Curious case of Mizoram’s missing pangolin scales
A mystery has confronted investigators ever since a third of all pangolin scales seized in Mizoram disappeared in May and possibly resurfaced three weeks later — with some portion of the batch missing — in a seizure more than 350 km away. While agencies have so far failed to connect the dots, they haven’t ruled out the possibility of the two incidents being linked.
Around the end of May, forest department discovered that 292 kg of seized pangolin scales, locked up inside its godown in Kolasib had been replaced by fakes. The missing scales made up for more than a third of the 848 kg pangolin scales seized by various law enforcement agencies from smugglers since 2012. Pangolins are protected under law, but their scales are valued in some Asian countries, for decorative and medicinal properties.

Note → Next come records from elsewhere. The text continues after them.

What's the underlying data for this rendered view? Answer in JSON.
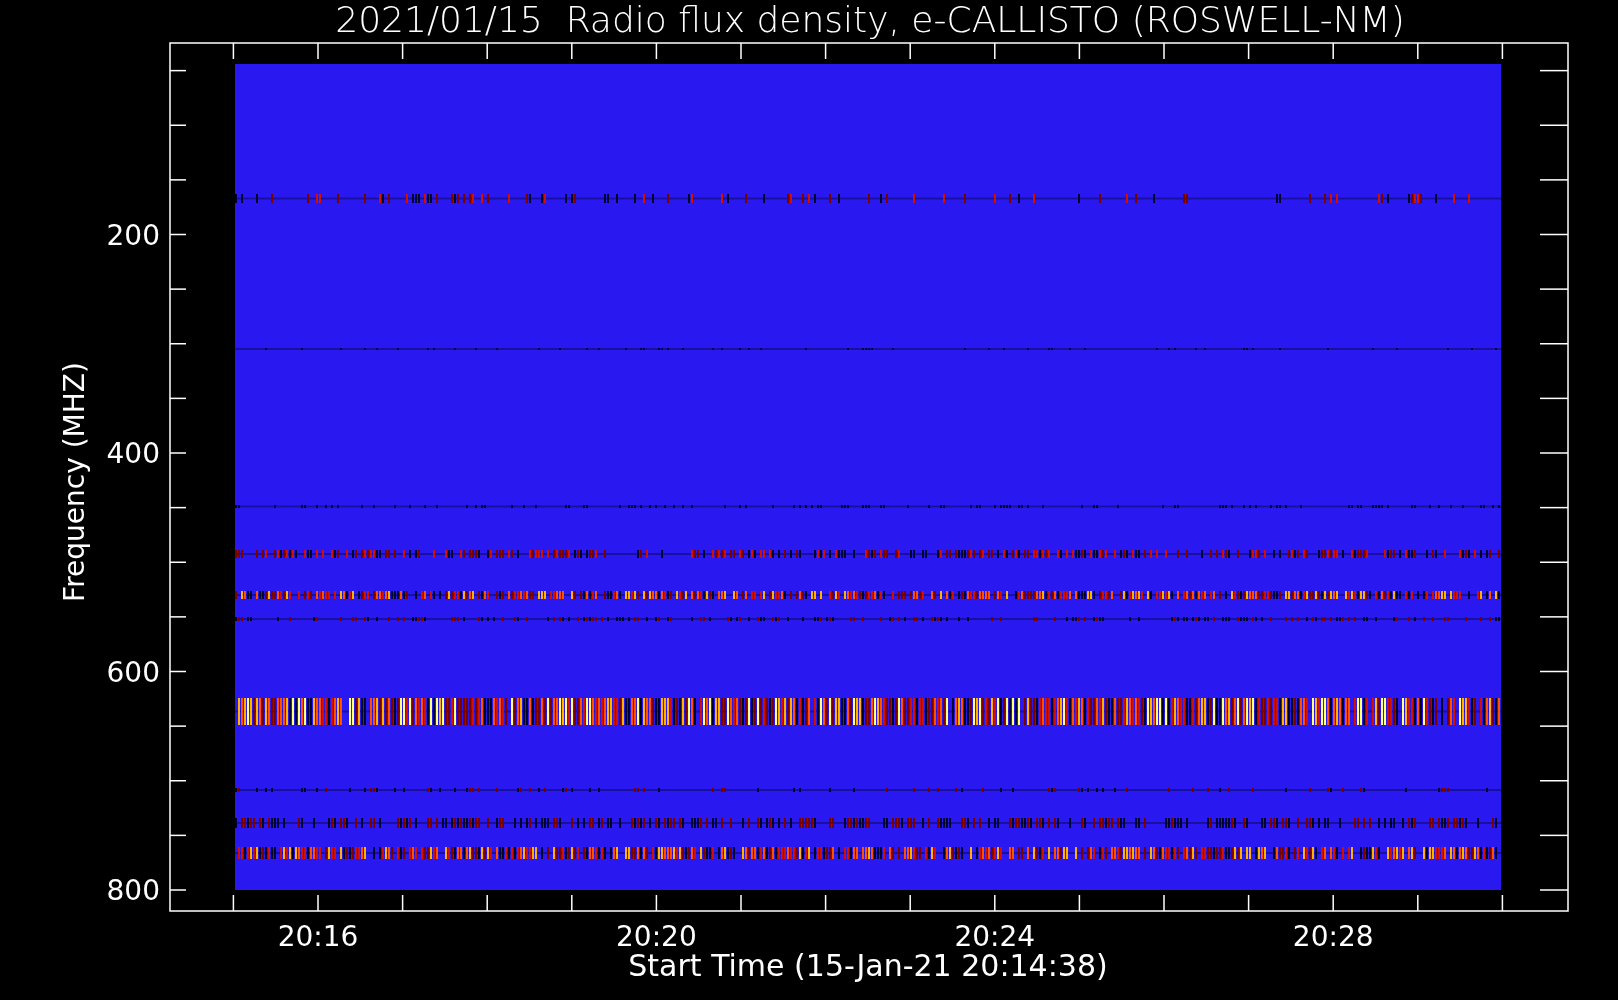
{
  "title": "2021/01/15  Radio flux density, e-CALLISTO (ROSWELL-NM)",
  "y_axis": {
    "label": "Frequency (MHZ)",
    "ticks": [
      "200",
      "400",
      "600",
      "800"
    ]
  },
  "x_axis": {
    "label": "Start Time (15-Jan-21 20:14:38)",
    "ticks": [
      "20:16",
      "20:20",
      "20:24",
      "20:28"
    ]
  }
}
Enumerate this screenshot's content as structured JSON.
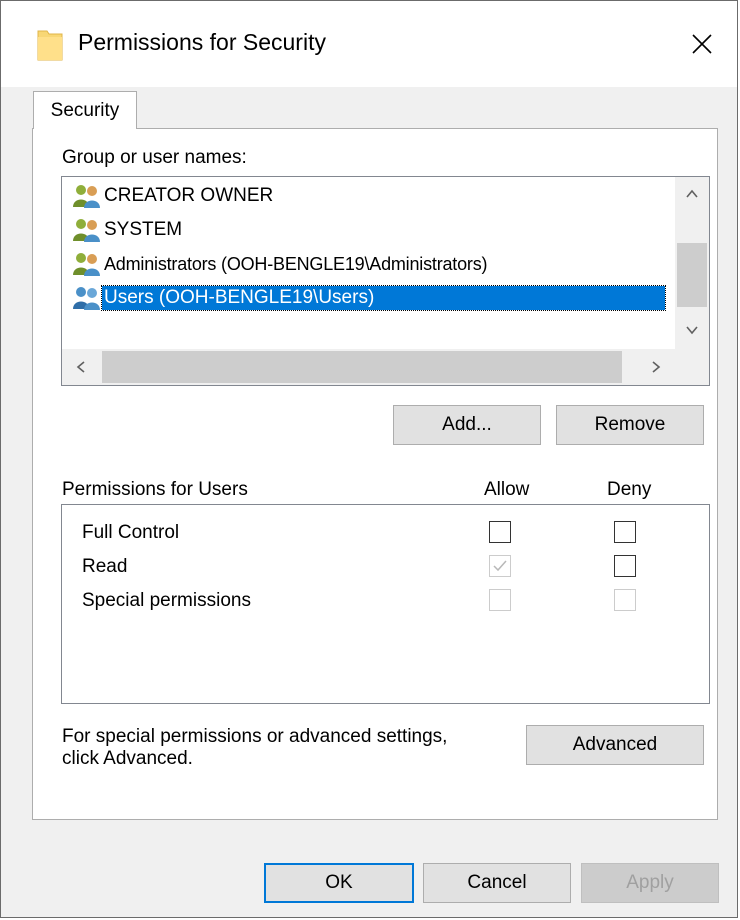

A case was registered soon after the Kolasib incident, but initial probe apparently led to nowhere. On June 11, a joint operation by police and Assam Rifles seized six bags, with reportedly 216 kg pangolin scales, from a bus at Farkawn, a village close to the border with Myanmar, at six in the evening.
During the handover to the forest department the next day, Assam Riles declared that the consignment weighed 216 kg. But forest officials claim the bags given to them were lighter by 32.5 kg.
As of now, forest officials are clueless about what went wrong. There are only two theories—scales going missing during the 20 hours between seizure and transfer to forest department or a weighing error by the Assam Rifles.
What complicated matters was the bus driver’s testimony that the cargo was loaded by one Hmangaihthangi of Kawlkulh village, over 164 km from Farkawn.
Hmangaihthangi admitted loading the cargo, but said it belonged to a Myanmarese trader she knew as Paliana, which in Mizo means a big man. According to her, she knew Paliana from before and met him unexpectedly in Aizawl nine days before the seizure, while she was there for a medical check-up.
After the man gave her Rs 1,000 to help her with the bills, she claimed he asked for a favour asking her to load some of his wares, coming from Shillong to Aizawl on June 9, to a Farkawn-bound bus. Hmangaihthangi said she obliged and left for Kawlkulh the following day. A day later, the cargo was seized.
Officials haven’t ruled out the possibility that the 216 kg (or 183.5 kg, as it turned out) of the seized scales are part of the 292 kg batch that was replaced with fakes at the forest department godown at Kolasib less than three weeks earlier.
Forest Minister Lalrinmawia Ralte, who gave a report about the missing scales at Congress Bhavan Friday, said, “It is difficult to say anything definite as long as Paliana is not found and arrested first.”